In the last lesson we saw an example of a Modbus master (PLC A) reading two pieces of data from a Modbus slave (PLC B). This took place using the “Read Input Registers” command. We had a very close look at what the byte streams would be for both the Query and Response parts of the cycle. Specifically, the byte streams were as follows:
Response : [W][Z]
In this lesson, I want to you about two topics as follows:
1. The numbering systems that are most frequently used by Modbus Testing applications to represent the Query and Response byte streams.
2. How to interpret 16-bit data values sent in the Eight-Bit Data Bytes section of the Query and Response byte streams.
So let’s get into it.
1. Numbering system used in Modbus
A byte consists of 8 bits. But in the Query and Response byte streams above, you would notice that I represent the bytes using decimal numbers. For example, the Device Address is . But really, to a Modbus device it looks like binary i.e. 00000101. I use decimal simply because it saves a heck of a lot space and decimal is what most people are accustomed to using.
However, in much of the Modbus documentation that exists on the Internet, the representation of the bytes in a byte stream is not in decimal form, but rather in hexadecimal form. Hexadecimal is useful in representing the byte streams due to the ease of transformation into binary and back again.
Let me illustrate this using an example. The Device Address in binary is 00000101. The first 4 bits are 0000 and the last 4 bits are 0101. To convert this to hexadecimal, I would convert the first 4 bits to hexadecimal separately and do the same with the last 4 bits and then just put together. So, using this method:
0000 in binary = 0 in hex
0101 in binary = 5 in hex
So the Device Address in hexadecimal would be . Not too bad right? Looks pretty much the same. But things start to differ as the byte stream values increase in size.
For instance, look at the Eight-Bit Data Bytes section for the Response. It is  in decimal. But in hexadecimal it would look like [2E].
Now I know that hexadecimal looks like a pain in the butt, but you need to know it for the following really good reasons:
(a) It is heavily used in the Modbus documentation of Modbus compliant devices. And you need to understand this type of documentation to create and troubleshoot Modbus networks.
(b) It is heavily used in Modbus software diagnostic tools to display byte streams to the user. If you can’t interpret what the software shows you then you can’t solve Modbus network problems.
2. Interpretation of 16-bit Modbus values
In the Response byte stream above, the value of the pressure returned by the Modbus slave is , which is really the 46 psi reading from the pressure sensor. But what if the pressure was 500 psi, what would these two bytes look like then. Well they would look like .
How the heck did I get that? Well it’s time to jog your math memory a bit.
Let’s look at what decimal really is. Take for instance the number 35. We take it for granted, but to what a computer would do to calculate the absolute value of 35 is do this (3 X 10) + 5 = 35. The 3 is not really a 3 but (3 X 10).
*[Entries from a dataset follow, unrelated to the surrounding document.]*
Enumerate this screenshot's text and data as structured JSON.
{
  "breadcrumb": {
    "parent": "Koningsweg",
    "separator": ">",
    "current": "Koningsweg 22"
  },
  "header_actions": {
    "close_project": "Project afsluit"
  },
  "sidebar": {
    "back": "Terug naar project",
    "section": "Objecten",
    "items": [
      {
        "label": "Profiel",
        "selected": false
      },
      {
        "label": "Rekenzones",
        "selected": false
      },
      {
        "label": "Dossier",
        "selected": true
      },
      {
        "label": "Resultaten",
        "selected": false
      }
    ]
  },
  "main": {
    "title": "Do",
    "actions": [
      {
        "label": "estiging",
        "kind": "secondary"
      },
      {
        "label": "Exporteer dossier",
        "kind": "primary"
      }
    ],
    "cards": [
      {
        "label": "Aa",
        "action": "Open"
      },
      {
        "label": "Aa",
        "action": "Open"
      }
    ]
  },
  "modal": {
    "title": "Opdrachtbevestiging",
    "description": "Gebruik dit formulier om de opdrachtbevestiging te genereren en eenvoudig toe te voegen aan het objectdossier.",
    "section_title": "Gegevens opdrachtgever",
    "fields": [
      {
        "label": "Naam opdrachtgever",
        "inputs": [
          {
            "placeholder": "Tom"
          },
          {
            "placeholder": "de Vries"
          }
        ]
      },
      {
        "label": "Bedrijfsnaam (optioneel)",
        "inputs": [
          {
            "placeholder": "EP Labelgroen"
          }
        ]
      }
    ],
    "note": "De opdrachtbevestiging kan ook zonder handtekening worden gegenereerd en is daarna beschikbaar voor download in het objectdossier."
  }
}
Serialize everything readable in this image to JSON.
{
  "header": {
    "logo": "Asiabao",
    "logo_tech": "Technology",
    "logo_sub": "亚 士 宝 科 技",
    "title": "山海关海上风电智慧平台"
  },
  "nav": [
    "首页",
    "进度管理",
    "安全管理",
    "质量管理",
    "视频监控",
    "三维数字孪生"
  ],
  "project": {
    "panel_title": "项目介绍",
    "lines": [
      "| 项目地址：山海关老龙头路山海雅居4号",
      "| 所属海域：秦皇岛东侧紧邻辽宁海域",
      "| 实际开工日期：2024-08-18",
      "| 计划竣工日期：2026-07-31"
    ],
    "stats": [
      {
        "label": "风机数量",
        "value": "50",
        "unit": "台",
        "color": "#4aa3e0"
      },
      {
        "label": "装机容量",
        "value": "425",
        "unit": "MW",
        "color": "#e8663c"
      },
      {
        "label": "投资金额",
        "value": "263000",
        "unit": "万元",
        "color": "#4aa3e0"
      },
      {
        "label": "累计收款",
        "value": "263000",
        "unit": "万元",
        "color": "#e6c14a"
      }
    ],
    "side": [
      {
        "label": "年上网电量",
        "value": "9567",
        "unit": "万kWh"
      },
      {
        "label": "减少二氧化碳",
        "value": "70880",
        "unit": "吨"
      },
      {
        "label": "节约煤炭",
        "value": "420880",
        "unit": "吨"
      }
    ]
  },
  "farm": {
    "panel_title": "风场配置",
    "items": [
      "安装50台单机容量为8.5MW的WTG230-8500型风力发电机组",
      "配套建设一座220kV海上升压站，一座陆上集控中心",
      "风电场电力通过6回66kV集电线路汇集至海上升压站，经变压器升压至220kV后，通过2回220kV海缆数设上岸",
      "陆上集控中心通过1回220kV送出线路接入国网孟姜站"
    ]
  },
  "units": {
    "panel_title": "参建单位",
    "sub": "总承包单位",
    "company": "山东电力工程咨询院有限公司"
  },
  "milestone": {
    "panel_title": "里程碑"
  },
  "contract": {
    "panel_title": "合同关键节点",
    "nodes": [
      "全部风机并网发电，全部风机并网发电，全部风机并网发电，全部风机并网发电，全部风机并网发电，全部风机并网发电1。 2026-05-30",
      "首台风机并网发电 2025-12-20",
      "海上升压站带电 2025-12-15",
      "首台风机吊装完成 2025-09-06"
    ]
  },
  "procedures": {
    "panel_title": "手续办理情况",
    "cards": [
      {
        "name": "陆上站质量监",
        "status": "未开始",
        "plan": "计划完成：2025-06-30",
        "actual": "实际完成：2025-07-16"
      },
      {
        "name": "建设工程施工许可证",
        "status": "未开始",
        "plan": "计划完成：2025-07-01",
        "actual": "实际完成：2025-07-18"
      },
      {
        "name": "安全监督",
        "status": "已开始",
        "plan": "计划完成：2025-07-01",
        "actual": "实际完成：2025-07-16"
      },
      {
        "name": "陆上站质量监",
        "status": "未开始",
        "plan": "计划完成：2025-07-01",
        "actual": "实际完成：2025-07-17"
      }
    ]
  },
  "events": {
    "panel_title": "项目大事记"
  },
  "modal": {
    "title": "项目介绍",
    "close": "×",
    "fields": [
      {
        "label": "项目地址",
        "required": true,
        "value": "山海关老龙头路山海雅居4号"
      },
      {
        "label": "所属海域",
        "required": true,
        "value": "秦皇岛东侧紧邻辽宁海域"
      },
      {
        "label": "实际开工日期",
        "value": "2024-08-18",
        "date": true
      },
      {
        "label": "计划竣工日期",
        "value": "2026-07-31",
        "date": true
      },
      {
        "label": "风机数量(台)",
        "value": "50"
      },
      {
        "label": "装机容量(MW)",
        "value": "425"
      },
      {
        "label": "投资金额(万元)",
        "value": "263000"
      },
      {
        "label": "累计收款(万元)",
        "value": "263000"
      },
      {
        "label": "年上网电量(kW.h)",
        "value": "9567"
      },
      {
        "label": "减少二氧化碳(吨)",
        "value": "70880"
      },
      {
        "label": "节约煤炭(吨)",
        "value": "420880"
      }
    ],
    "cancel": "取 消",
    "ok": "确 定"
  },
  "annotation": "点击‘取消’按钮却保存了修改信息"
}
But when you are using bytes, each byte is 8 bits. And 8 bits can only count up to 11111111 which is 256 in decimal. So if we have the , to get the absolute value, what we do is (1 X 256) + 244 = 500. Isn’t 500 psi our pressure value?
Don’t worry, we will do more examples like this and you will get used to how Modbus expresses these 16-bit data values. Finally, for completeness sake, how our 500 psi value would look if we were to express it in hexadecimal would be [F4].
In the example here with the 500 psi, I want you to understand that the absolute value remains the same. We are just looking at it from the perspective of binary, decimal and hexadecimal.